* Exercise description:
Wherever a line of the listing holds the string "Focus", copy that line.

══════════

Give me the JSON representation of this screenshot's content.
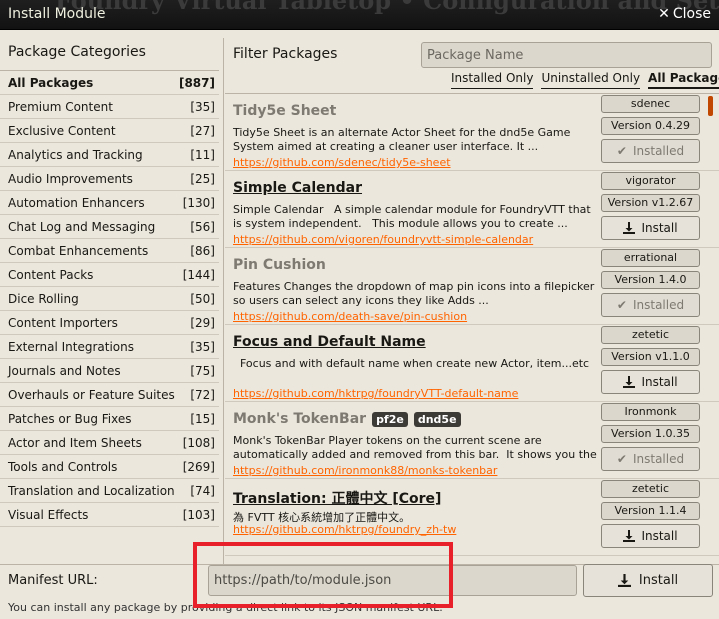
{
  "window": {
    "title": "Install Module",
    "background_title": "Foundry Virtual Tabletop • Configuration and Setup",
    "close_label": "Close"
  },
  "sidebar": {
    "heading": "Package Categories",
    "items": [
      {
        "label": "All Packages",
        "count": "[887]"
      },
      {
        "label": "Premium Content",
        "count": "[35]"
      },
      {
        "label": "Exclusive Content",
        "count": "[27]"
      },
      {
        "label": "Analytics and Tracking",
        "count": "[11]"
      },
      {
        "label": "Audio Improvements",
        "count": "[25]"
      },
      {
        "label": "Automation Enhancers",
        "count": "[130]"
      },
      {
        "label": "Chat Log and Messaging",
        "count": "[56]"
      },
      {
        "label": "Combat Enhancements",
        "count": "[86]"
      },
      {
        "label": "Content Packs",
        "count": "[144]"
      },
      {
        "label": "Dice Rolling",
        "count": "[50]"
      },
      {
        "label": "Content Importers",
        "count": "[29]"
      },
      {
        "label": "External Integrations",
        "count": "[35]"
      },
      {
        "label": "Journals and Notes",
        "count": "[75]"
      },
      {
        "label": "Overhauls or Feature Suites",
        "count": "[72]"
      },
      {
        "label": "Patches or Bug Fixes",
        "count": "[15]"
      },
      {
        "label": "Actor and Item Sheets",
        "count": "[108]"
      },
      {
        "label": "Tools and Controls",
        "count": "[269]"
      },
      {
        "label": "Translation and Localization",
        "count": "[74]"
      },
      {
        "label": "Visual Effects",
        "count": "[103]"
      }
    ]
  },
  "filter": {
    "label": "Filter Packages",
    "search_placeholder": "Package Name",
    "tabs": [
      "Installed Only",
      "Uninstalled Only",
      "All Packages"
    ]
  },
  "packages": [
    {
      "title": "Tidy5e Sheet",
      "description": "Tidy5e Sheet is an alternate Actor Sheet for the dnd5e Game System aimed at creating a cleaner user interface. It ...",
      "url": "https://github.com/sdenec/tidy5e-sheet",
      "author": "sdenec",
      "version": "Version 0.4.29",
      "button": "Installed"
    },
    {
      "title": "Simple Calendar",
      "description": "Simple Calendar   A simple calendar module for FoundryVTT that is system independent.   This module allows you to create ...",
      "url": "https://github.com/vigoren/foundryvtt-simple-calendar",
      "author": "vigorator",
      "version": "Version v1.2.67",
      "button": "Install"
    },
    {
      "title": "Pin Cushion",
      "description": "Features Changes the dropdown of map pin icons into a filepicker so users can select any icons they like Adds ...",
      "url": "https://github.com/death-save/pin-cushion",
      "author": "errational",
      "version": "Version 1.4.0",
      "button": "Installed"
    },
    {
      "title": "Focus and Default Name",
      "description": "  Focus and with default name when create new Actor, item...etc",
      "url": "https://github.com/hktrpg/foundryVTT-default-name",
      "author": "zetetic",
      "version": "Version v1.1.0",
      "button": "Install"
    },
    {
      "title": "Monk's TokenBar",
      "tags": [
        "pf2e",
        "dnd5e"
      ],
      "description": "Monk's TokenBar Player tokens on the current scene are automatically added and removed from this bar.  It shows you the ...",
      "url": "https://github.com/ironmonk88/monks-tokenbar",
      "author": "Ironmonk",
      "version": "Version 1.0.35",
      "button": "Installed"
    },
    {
      "title": "Translation: 正體中文 [Core]",
      "description": "為 FVTT 核心系統增加了正體中文。",
      "url": "https://github.com/hktrpg/foundry_zh-tw",
      "author": "zetetic",
      "version": "Version 1.1.4",
      "button": "Install"
    }
  ],
  "footer": {
    "manifest_label": "Manifest URL:",
    "manifest_placeholder": "https://path/to/module.json",
    "install_label": "Install",
    "hint": "You can install any package by providing a direct link to its JSON manifest URL."
  },
  "colors": {
    "link": "#ff6400",
    "highlight": "#e8202a",
    "scrollbar": "#c04800"
  }
}
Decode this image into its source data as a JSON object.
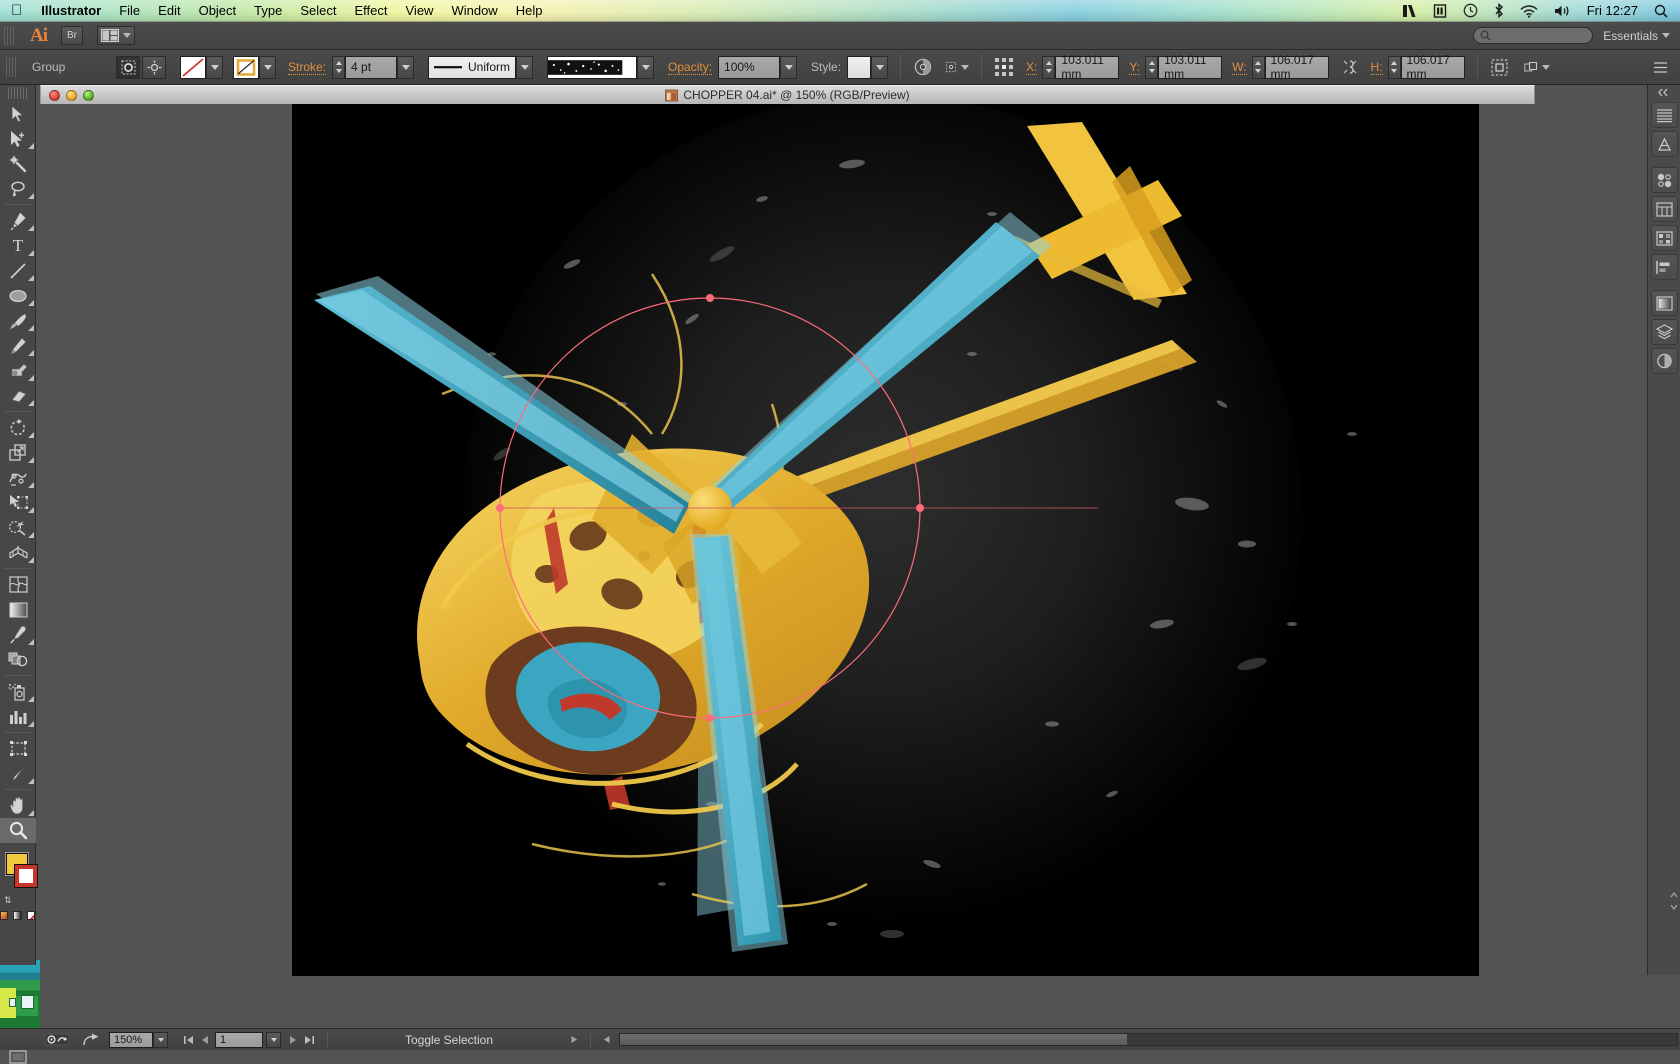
{
  "menubar": {
    "apple": "",
    "app_name": "Illustrator",
    "menus": [
      "File",
      "Edit",
      "Object",
      "Type",
      "Select",
      "Effect",
      "View",
      "Window",
      "Help"
    ],
    "status_icons": [
      "adobe-cc-icon",
      "time-machine-icon",
      "clock-icon",
      "bluetooth-icon",
      "wifi-icon",
      "volume-icon"
    ],
    "clock": "Fri 12:27",
    "spotlight": "search-icon"
  },
  "appbar": {
    "logo": "Ai",
    "bridge_label": "Br",
    "arrange_docs": "arrange-documents-icon",
    "workspace": "Essentials",
    "search_placeholder": ""
  },
  "control_panel": {
    "selection_label": "Group",
    "stroke_label": "Stroke:",
    "stroke_value": "4 pt",
    "profile_label": "Uniform",
    "opacity_label": "Opacity:",
    "opacity_value": "100%",
    "style_label": "Style:",
    "x_label": "X:",
    "x_value": "103.011 mm",
    "y_label": "Y:",
    "y_value": "103.011 mm",
    "w_label": "W:",
    "w_value": "106.017 mm",
    "h_label": "H:",
    "h_value": "106.017 mm",
    "icons": [
      "isolate-group-icon",
      "target-icon",
      "fill-swatch-icon",
      "stroke-swatch-icon",
      "brush-definition-icon",
      "opacity-mask-icon",
      "recolor-artwork-icon",
      "align-reference-icon",
      "constrain-proportions-icon",
      "transform-icon",
      "arrange-icon",
      "panel-menu-icon"
    ]
  },
  "document": {
    "title": "CHOPPER 04.ai* @ 150% (RGB/Preview)",
    "file_icon": "ai-document-icon",
    "window_buttons": [
      "close",
      "minimize",
      "zoom"
    ]
  },
  "tools": {
    "items": [
      {
        "name": "selection-tool",
        "glyph": "arrow"
      },
      {
        "name": "direct-selection-tool",
        "glyph": "arrow-plus"
      },
      {
        "name": "magic-wand-tool",
        "glyph": "wand"
      },
      {
        "name": "lasso-tool",
        "glyph": "lasso"
      },
      {
        "name": "pen-tool",
        "glyph": "pen"
      },
      {
        "name": "type-tool",
        "glyph": "T"
      },
      {
        "name": "line-segment-tool",
        "glyph": "line"
      },
      {
        "name": "ellipse-tool",
        "glyph": "ellipse"
      },
      {
        "name": "paintbrush-tool",
        "glyph": "brush"
      },
      {
        "name": "pencil-tool",
        "glyph": "pencil"
      },
      {
        "name": "blob-brush-tool",
        "glyph": "blob"
      },
      {
        "name": "eraser-tool",
        "glyph": "eraser"
      },
      {
        "name": "rotate-tool",
        "glyph": "rotate"
      },
      {
        "name": "scale-tool",
        "glyph": "scale"
      },
      {
        "name": "width-tool",
        "glyph": "warp"
      },
      {
        "name": "free-transform-tool",
        "glyph": "free-transform"
      },
      {
        "name": "shape-builder-tool",
        "glyph": "shape-builder"
      },
      {
        "name": "perspective-grid-tool",
        "glyph": "perspective"
      },
      {
        "name": "mesh-tool",
        "glyph": "mesh"
      },
      {
        "name": "gradient-tool",
        "glyph": "gradient"
      },
      {
        "name": "eyedropper-tool",
        "glyph": "eyedropper"
      },
      {
        "name": "blend-tool",
        "glyph": "blend"
      },
      {
        "name": "symbol-sprayer-tool",
        "glyph": "sprayer"
      },
      {
        "name": "column-graph-tool",
        "glyph": "graph"
      },
      {
        "name": "artboard-tool",
        "glyph": "artboard"
      },
      {
        "name": "slice-tool",
        "glyph": "slice"
      },
      {
        "name": "hand-tool",
        "glyph": "hand"
      },
      {
        "name": "zoom-tool",
        "glyph": "magnifier",
        "selected": true
      }
    ],
    "fill_color": "#f0c93f",
    "stroke_color": "#c9352c"
  },
  "dock": {
    "panels": [
      "color-panel-icon",
      "color-guide-icon",
      "brushes-panel-icon",
      "symbols-panel-icon",
      "swatches-panel-icon",
      "align-panel-icon",
      "transparency-panel-icon",
      "gradient-panel-icon",
      "layers-panel-icon",
      "appearance-panel-icon"
    ]
  },
  "statusbar": {
    "zoom_value": "150%",
    "page_value": "1",
    "status_text": "Toggle Selection",
    "nav_first": "first-page-icon",
    "nav_prev": "previous-page-icon",
    "nav_next": "next-page-icon",
    "nav_last": "last-page-icon",
    "preflight_icon": "preflight-icon",
    "share_icon": "share-my-screen-icon"
  },
  "artwork": {
    "description": "helicopter-illustration",
    "colors": {
      "background": "#000000",
      "body_yellow": "#e8b62c",
      "body_yellow_light": "#f4d35e",
      "rotor_blue": "#3ba8c4",
      "rotor_blue_light": "#63c4d8",
      "brown": "#6b3a1e",
      "red": "#c0392b",
      "hub": "#f0b429",
      "selection_pink": "#ff6b7a"
    }
  }
}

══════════

* Answer box:
      "title": "Focus and Default Name",
      "description": "  Focus and with default name when create new Actor, item...etc",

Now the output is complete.